The International Committee of the Red Cross said in a statement that it “is aware of concerns raised about the transport of unauthorised goods across the Lachin Corridor and does not support any such activity”.
“No unauthorized material has been found in any vehicle belonging to ICRC. All cargo is subject to customs checks by the Republic of Azerbaijan,” it added.
“However, we regret that without our knowledge four hired drivers tried to transport some commercial goods in their own vehicles which were temporarily displaying the ICRC emblem. These individuals were not ICRC staff members and their service contracts were immediately terminated by the ICRC.”
Azerbaijan in April set up the border point at the entrance to the Lachin corridor, exacerbating allegations from Armenia of a Karabakh “blockade”.
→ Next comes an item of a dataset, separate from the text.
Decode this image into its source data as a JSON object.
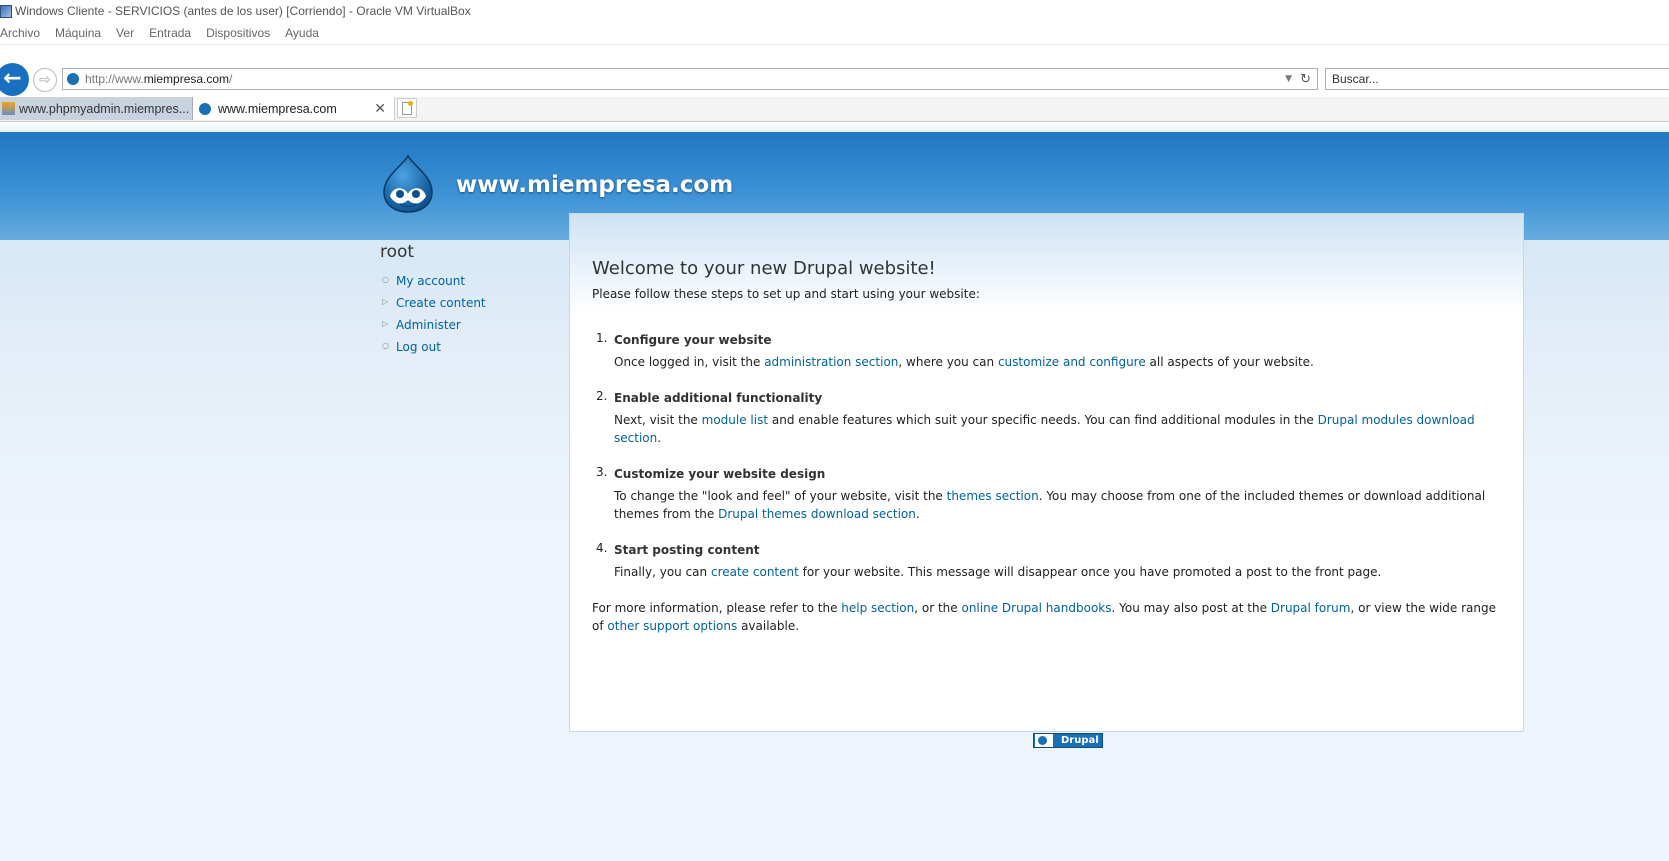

The Armenian branch of the Red Cross said in late June that Azerbaijan was blocking access to Karabakh, as concern grew over the humanitarian situation in the restive region.
Azerbaijan’s state border service said several days later that traffic through the Lachin corridor – policed by Russian peacekeepers – resumed on June 26.
The latest developments followed a months-long blockade by Azerbaijani environmental activists, which Yerevan claims spurred a humanitarian crisis, and food and fuel shortages.
Azerbaijan insisted at the time that civilian transport could go unimpeded through the Lachin corridor.
In February, the International Court of Justice (ICJ) – the UN’s top judicial body – ordered Azerbaijan to ensure free movement on the road.
Decades of conflict
The two former Soviet republics have fought two wars for control of Karabakh, in the 1990s and again in 2020.
Six weeks of fighting ended on November 9, 2020 with a Russian-sponsored ceasefire that saw Armenia cede swaths of territory it had controlled for decades.
There have been frequent clashes at the two countries’ shared border despite continuing peace talks between Baku and Yerevan under mediation from the European Union and United States.
When the Soviet Union collapsed in 1991, ethnic Armenian separatists in Karabakh broke away from Azerbaijan. The ensuing conflict killed about 30,000 people.